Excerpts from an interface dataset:
+-------+
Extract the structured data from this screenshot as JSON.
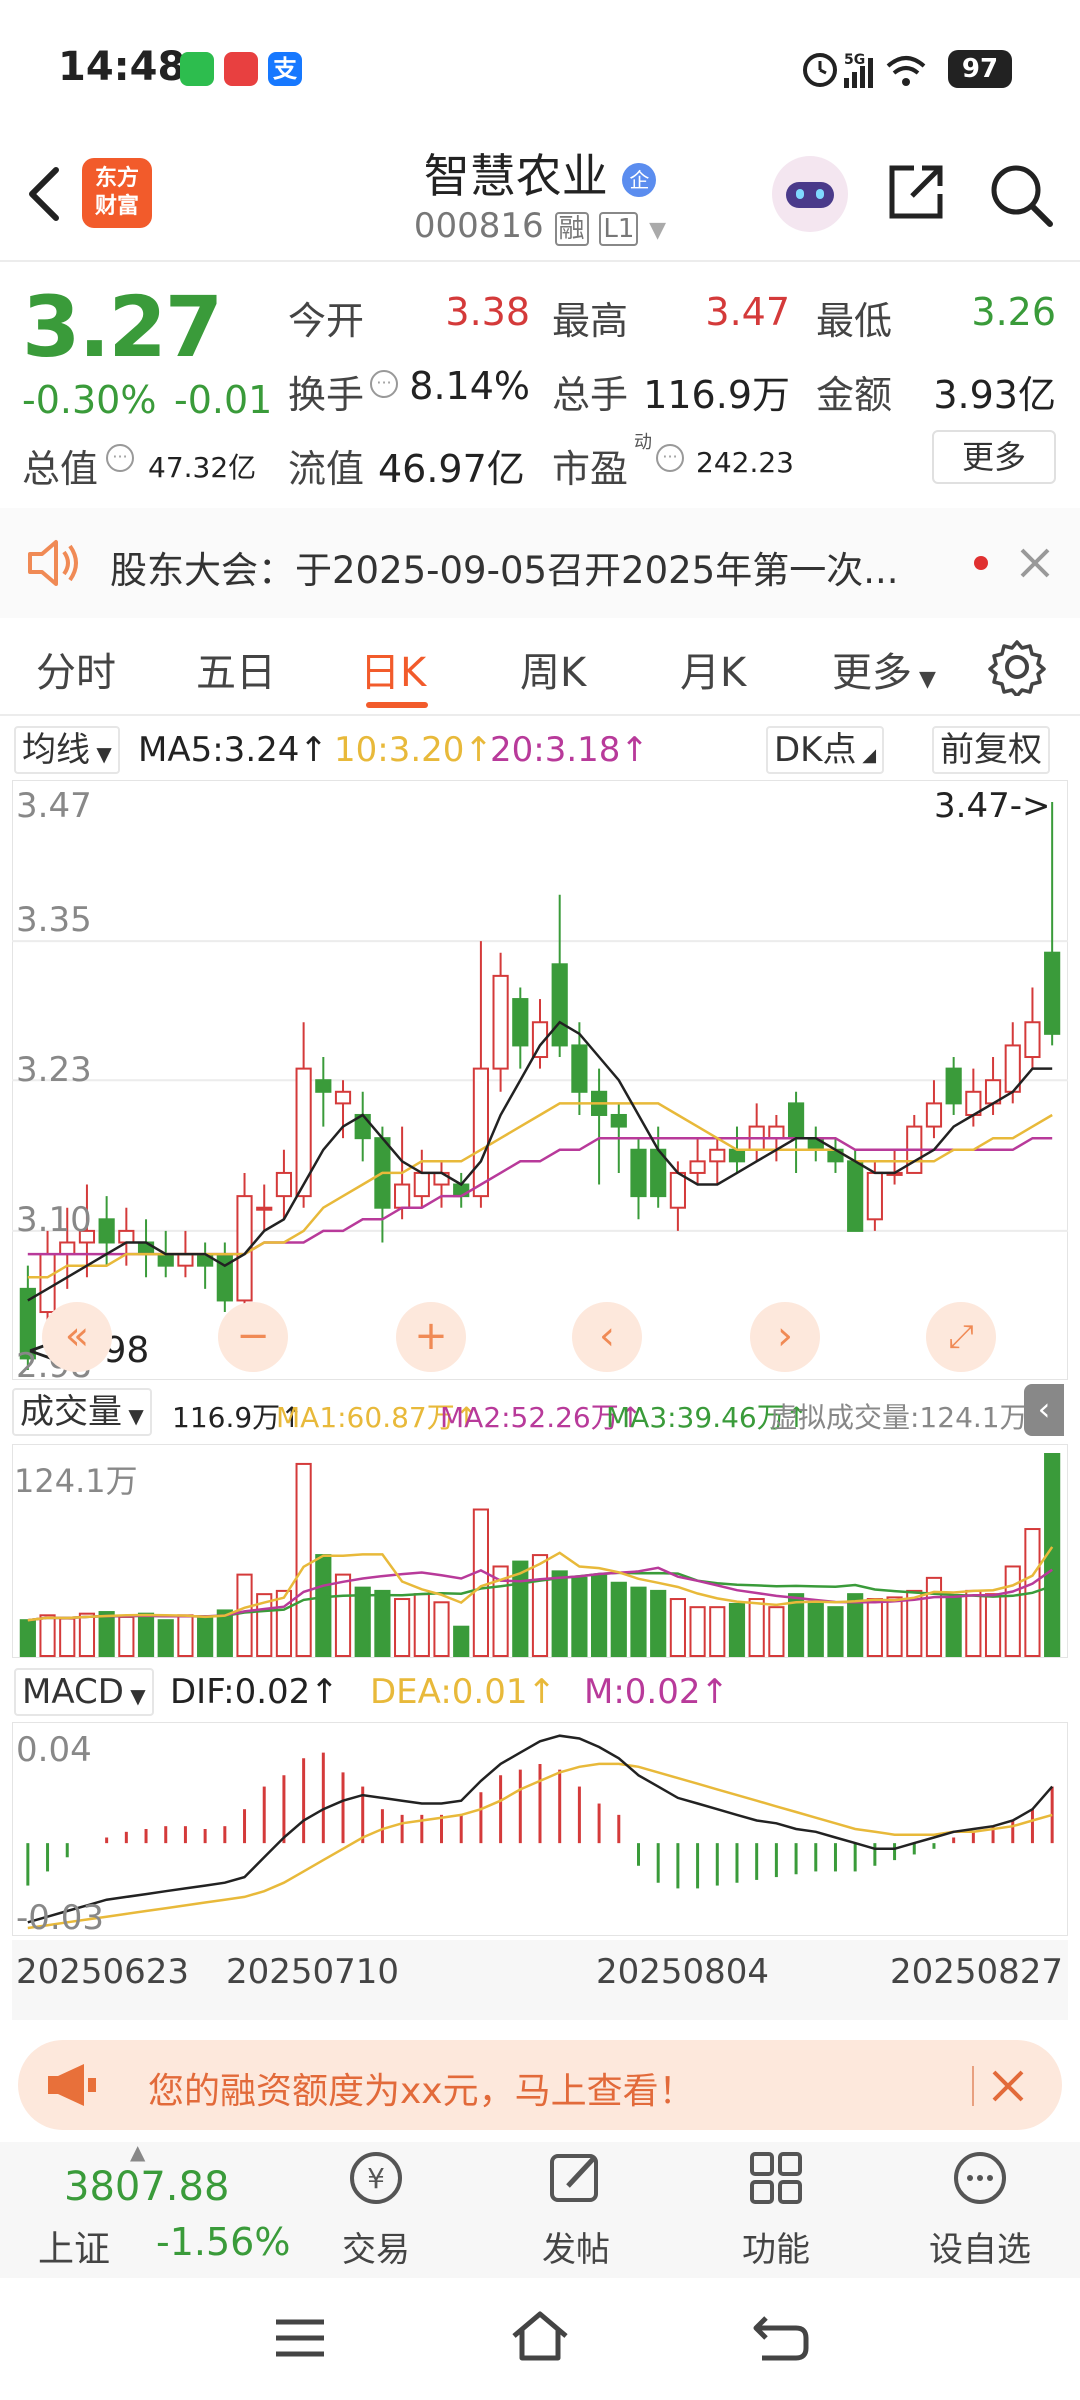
{
  "status": {
    "time": "14:48",
    "network": "5G",
    "battery": "97"
  },
  "header": {
    "logo_text_1": "东方",
    "logo_text_2": "财富",
    "title": "智慧农业",
    "title_badge": "企",
    "code": "000816",
    "tag_margin": "融",
    "tag_level": "L1"
  },
  "quote": {
    "price": "3.27",
    "change_pct": "-0.30%",
    "change": "-0.01",
    "open_label": "今开",
    "open": "3.38",
    "high_label": "最高",
    "high": "3.47",
    "low_label": "最低",
    "low": "3.26",
    "turnover_label": "换手",
    "turnover": "8.14%",
    "volume_label": "总手",
    "volume": "116.9万",
    "amount_label": "金额",
    "amount": "3.93亿",
    "mktcap_label": "总值",
    "mktcap": "47.32亿",
    "float_label": "流值",
    "float": "46.97亿",
    "pe_label": "市盈",
    "pe_sup": "动",
    "pe": "242.23",
    "more": "更多"
  },
  "notice": {
    "text": "股东大会：于2025-09-05召开2025年第一次..."
  },
  "tabs": [
    {
      "label": "分时"
    },
    {
      "label": "五日"
    },
    {
      "label": "日K"
    },
    {
      "label": "周K"
    },
    {
      "label": "月K"
    },
    {
      "label": "更多"
    }
  ],
  "ma_legend": {
    "selector": "均线",
    "ma5": "MA5:3.24",
    "ma10": "10:3.20",
    "ma20": "20:3.18",
    "dk": "DK点",
    "adjust": "前复权"
  },
  "price_axis": {
    "top": "3.47",
    "mid1": "3.35",
    "mid2": "3.23",
    "mid3": "3.10",
    "bottom": "2.98",
    "max_marker": "3.47->",
    "min_marker": "<-2.98"
  },
  "vol_legend": {
    "selector": "成交量",
    "current": "116.9万",
    "ma1": "MA1:60.87万",
    "ma2": "MA2:52.26万",
    "ma3": "MA3:39.46万",
    "virtual": "虚拟成交量:124.1万",
    "axis_top": "124.1万"
  },
  "macd_legend": {
    "selector": "MACD",
    "dif": "DIF:0.02",
    "dea": "DEA:0.01",
    "m": "M:0.02",
    "axis_top": "0.04",
    "axis_bottom": "-0.03"
  },
  "dates": [
    "20250623",
    "20250710",
    "20250804",
    "20250827"
  ],
  "banner": {
    "text": "您的融资额度为xx元，马上查看！"
  },
  "bottom_nav": {
    "index_value": "3807.88",
    "index_name": "上证",
    "index_change": "-1.56%",
    "items": [
      {
        "label": "交易"
      },
      {
        "label": "发帖"
      },
      {
        "label": "功能"
      },
      {
        "label": "设自选"
      }
    ]
  },
  "colors": {
    "up": "#d43a3a",
    "down": "#3a9b3a",
    "accent": "#f25b2b",
    "ma5": "#222222",
    "ma10": "#e8b93a",
    "ma20": "#b83a9a"
  },
  "chart_data": {
    "type": "candlestick",
    "ylim": [
      2.98,
      3.47
    ],
    "candles": [
      {
        "o": 3.05,
        "c": 2.99,
        "h": 3.07,
        "l": 2.98
      },
      {
        "o": 3.03,
        "c": 3.08,
        "h": 3.1,
        "l": 3.01
      },
      {
        "o": 3.08,
        "c": 3.09,
        "h": 3.12,
        "l": 3.05
      },
      {
        "o": 3.09,
        "c": 3.1,
        "h": 3.14,
        "l": 3.06
      },
      {
        "o": 3.11,
        "c": 3.09,
        "h": 3.13,
        "l": 3.07
      },
      {
        "o": 3.09,
        "c": 3.1,
        "h": 3.12,
        "l": 3.07
      },
      {
        "o": 3.09,
        "c": 3.08,
        "h": 3.11,
        "l": 3.06
      },
      {
        "o": 3.08,
        "c": 3.07,
        "h": 3.1,
        "l": 3.06
      },
      {
        "o": 3.07,
        "c": 3.08,
        "h": 3.1,
        "l": 3.06
      },
      {
        "o": 3.08,
        "c": 3.07,
        "h": 3.09,
        "l": 3.05
      },
      {
        "o": 3.08,
        "c": 3.04,
        "h": 3.09,
        "l": 3.03
      },
      {
        "o": 3.04,
        "c": 3.13,
        "h": 3.15,
        "l": 3.03
      },
      {
        "o": 3.12,
        "c": 3.12,
        "h": 3.14,
        "l": 3.1
      },
      {
        "o": 3.13,
        "c": 3.15,
        "h": 3.17,
        "l": 3.11
      },
      {
        "o": 3.13,
        "c": 3.24,
        "h": 3.28,
        "l": 3.12
      },
      {
        "o": 3.23,
        "c": 3.22,
        "h": 3.25,
        "l": 3.19
      },
      {
        "o": 3.21,
        "c": 3.22,
        "h": 3.23,
        "l": 3.18
      },
      {
        "o": 3.2,
        "c": 3.18,
        "h": 3.22,
        "l": 3.16
      },
      {
        "o": 3.18,
        "c": 3.12,
        "h": 3.19,
        "l": 3.09
      },
      {
        "o": 3.12,
        "c": 3.14,
        "h": 3.19,
        "l": 3.11
      },
      {
        "o": 3.13,
        "c": 3.15,
        "h": 3.17,
        "l": 3.12
      },
      {
        "o": 3.14,
        "c": 3.15,
        "h": 3.16,
        "l": 3.12
      },
      {
        "o": 3.14,
        "c": 3.13,
        "h": 3.15,
        "l": 3.12
      },
      {
        "o": 3.13,
        "c": 3.24,
        "h": 3.35,
        "l": 3.12
      },
      {
        "o": 3.24,
        "c": 3.32,
        "h": 3.34,
        "l": 3.22
      },
      {
        "o": 3.3,
        "c": 3.26,
        "h": 3.31,
        "l": 3.24
      },
      {
        "o": 3.25,
        "c": 3.28,
        "h": 3.3,
        "l": 3.24
      },
      {
        "o": 3.33,
        "c": 3.26,
        "h": 3.39,
        "l": 3.25
      },
      {
        "o": 3.26,
        "c": 3.22,
        "h": 3.28,
        "l": 3.2
      },
      {
        "o": 3.22,
        "c": 3.2,
        "h": 3.24,
        "l": 3.14
      },
      {
        "o": 3.2,
        "c": 3.19,
        "h": 3.21,
        "l": 3.15
      },
      {
        "o": 3.17,
        "c": 3.13,
        "h": 3.18,
        "l": 3.11
      },
      {
        "o": 3.17,
        "c": 3.13,
        "h": 3.19,
        "l": 3.12
      },
      {
        "o": 3.12,
        "c": 3.15,
        "h": 3.16,
        "l": 3.1
      },
      {
        "o": 3.15,
        "c": 3.16,
        "h": 3.18,
        "l": 3.14
      },
      {
        "o": 3.16,
        "c": 3.17,
        "h": 3.18,
        "l": 3.14
      },
      {
        "o": 3.17,
        "c": 3.16,
        "h": 3.19,
        "l": 3.15
      },
      {
        "o": 3.17,
        "c": 3.19,
        "h": 3.21,
        "l": 3.16
      },
      {
        "o": 3.18,
        "c": 3.19,
        "h": 3.2,
        "l": 3.16
      },
      {
        "o": 3.21,
        "c": 3.18,
        "h": 3.22,
        "l": 3.15
      },
      {
        "o": 3.18,
        "c": 3.17,
        "h": 3.19,
        "l": 3.16
      },
      {
        "o": 3.17,
        "c": 3.16,
        "h": 3.18,
        "l": 3.15
      },
      {
        "o": 3.16,
        "c": 3.1,
        "h": 3.17,
        "l": 3.1
      },
      {
        "o": 3.11,
        "c": 3.15,
        "h": 3.16,
        "l": 3.1
      },
      {
        "o": 3.15,
        "c": 3.15,
        "h": 3.17,
        "l": 3.14
      },
      {
        "o": 3.15,
        "c": 3.19,
        "h": 3.2,
        "l": 3.15
      },
      {
        "o": 3.19,
        "c": 3.21,
        "h": 3.23,
        "l": 3.18
      },
      {
        "o": 3.24,
        "c": 3.21,
        "h": 3.25,
        "l": 3.2
      },
      {
        "o": 3.2,
        "c": 3.22,
        "h": 3.24,
        "l": 3.19
      },
      {
        "o": 3.21,
        "c": 3.23,
        "h": 3.25,
        "l": 3.2
      },
      {
        "o": 3.22,
        "c": 3.26,
        "h": 3.28,
        "l": 3.21
      },
      {
        "o": 3.25,
        "c": 3.28,
        "h": 3.31,
        "l": 3.24
      },
      {
        "o": 3.34,
        "c": 3.27,
        "h": 3.47,
        "l": 3.26
      }
    ],
    "ma5": [
      3.04,
      3.05,
      3.06,
      3.07,
      3.08,
      3.09,
      3.09,
      3.08,
      3.08,
      3.08,
      3.07,
      3.08,
      3.1,
      3.11,
      3.14,
      3.17,
      3.19,
      3.2,
      3.18,
      3.16,
      3.15,
      3.15,
      3.14,
      3.16,
      3.2,
      3.23,
      3.26,
      3.28,
      3.27,
      3.25,
      3.23,
      3.2,
      3.17,
      3.15,
      3.14,
      3.14,
      3.15,
      3.16,
      3.17,
      3.18,
      3.18,
      3.17,
      3.16,
      3.15,
      3.15,
      3.16,
      3.17,
      3.19,
      3.2,
      3.21,
      3.22,
      3.24,
      3.24
    ],
    "ma10": [
      3.06,
      3.06,
      3.07,
      3.07,
      3.07,
      3.08,
      3.08,
      3.08,
      3.08,
      3.08,
      3.08,
      3.08,
      3.09,
      3.09,
      3.1,
      3.12,
      3.13,
      3.14,
      3.15,
      3.15,
      3.16,
      3.16,
      3.16,
      3.17,
      3.18,
      3.19,
      3.2,
      3.21,
      3.21,
      3.21,
      3.21,
      3.21,
      3.21,
      3.2,
      3.19,
      3.18,
      3.17,
      3.17,
      3.17,
      3.17,
      3.17,
      3.17,
      3.16,
      3.16,
      3.16,
      3.16,
      3.16,
      3.17,
      3.17,
      3.18,
      3.18,
      3.19,
      3.2
    ],
    "ma20": [
      3.08,
      3.08,
      3.08,
      3.08,
      3.08,
      3.08,
      3.08,
      3.08,
      3.08,
      3.08,
      3.08,
      3.08,
      3.09,
      3.09,
      3.09,
      3.1,
      3.1,
      3.11,
      3.11,
      3.12,
      3.12,
      3.13,
      3.13,
      3.14,
      3.15,
      3.16,
      3.16,
      3.17,
      3.17,
      3.18,
      3.18,
      3.18,
      3.18,
      3.18,
      3.18,
      3.18,
      3.18,
      3.18,
      3.18,
      3.18,
      3.18,
      3.18,
      3.17,
      3.17,
      3.17,
      3.17,
      3.17,
      3.17,
      3.17,
      3.17,
      3.17,
      3.18,
      3.18
    ],
    "volume_ylim": [
      0,
      124.1
    ],
    "volume": [
      22,
      25,
      23,
      26,
      27,
      24,
      26,
      22,
      25,
      23,
      28,
      50,
      38,
      40,
      118,
      62,
      50,
      42,
      40,
      35,
      38,
      33,
      18,
      90,
      55,
      58,
      62,
      52,
      48,
      50,
      45,
      42,
      40,
      35,
      30,
      30,
      32,
      35,
      30,
      38,
      32,
      30,
      38,
      35,
      36,
      40,
      48,
      36,
      40,
      38,
      55,
      78,
      124.1
    ],
    "macd_ylim": [
      -0.03,
      0.04
    ],
    "macd_hist": [
      -0.015,
      -0.01,
      -0.005,
      0.0,
      0.002,
      0.004,
      0.005,
      0.006,
      0.006,
      0.005,
      0.006,
      0.012,
      0.02,
      0.024,
      0.03,
      0.032,
      0.025,
      0.02,
      0.012,
      0.01,
      0.01,
      0.01,
      0.01,
      0.018,
      0.024,
      0.026,
      0.028,
      0.026,
      0.02,
      0.014,
      0.01,
      -0.008,
      -0.014,
      -0.016,
      -0.016,
      -0.015,
      -0.014,
      -0.013,
      -0.012,
      -0.011,
      -0.01,
      -0.01,
      -0.01,
      -0.008,
      -0.006,
      -0.004,
      -0.002,
      0.002,
      0.004,
      0.006,
      0.008,
      0.012,
      0.02
    ],
    "dif": [
      -0.028,
      -0.026,
      -0.024,
      -0.022,
      -0.02,
      -0.019,
      -0.018,
      -0.017,
      -0.016,
      -0.015,
      -0.014,
      -0.012,
      -0.005,
      0.002,
      0.008,
      0.012,
      0.015,
      0.017,
      0.016,
      0.015,
      0.014,
      0.014,
      0.015,
      0.022,
      0.028,
      0.032,
      0.036,
      0.038,
      0.037,
      0.034,
      0.03,
      0.024,
      0.02,
      0.016,
      0.014,
      0.012,
      0.01,
      0.008,
      0.007,
      0.005,
      0.004,
      0.002,
      0.0,
      -0.002,
      -0.002,
      0.0,
      0.002,
      0.004,
      0.005,
      0.006,
      0.008,
      0.012,
      0.02
    ],
    "dea": [
      -0.03,
      -0.029,
      -0.028,
      -0.027,
      -0.026,
      -0.025,
      -0.024,
      -0.023,
      -0.022,
      -0.021,
      -0.02,
      -0.019,
      -0.017,
      -0.014,
      -0.01,
      -0.006,
      -0.002,
      0.002,
      0.005,
      0.007,
      0.008,
      0.009,
      0.01,
      0.012,
      0.015,
      0.019,
      0.022,
      0.025,
      0.027,
      0.028,
      0.028,
      0.027,
      0.025,
      0.023,
      0.021,
      0.019,
      0.017,
      0.015,
      0.013,
      0.011,
      0.009,
      0.007,
      0.005,
      0.004,
      0.003,
      0.003,
      0.003,
      0.004,
      0.004,
      0.005,
      0.006,
      0.008,
      0.01
    ]
  }
}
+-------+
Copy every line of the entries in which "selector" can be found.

    "selector": "均线",
    "selector": "成交量",
    "selector": "MACD",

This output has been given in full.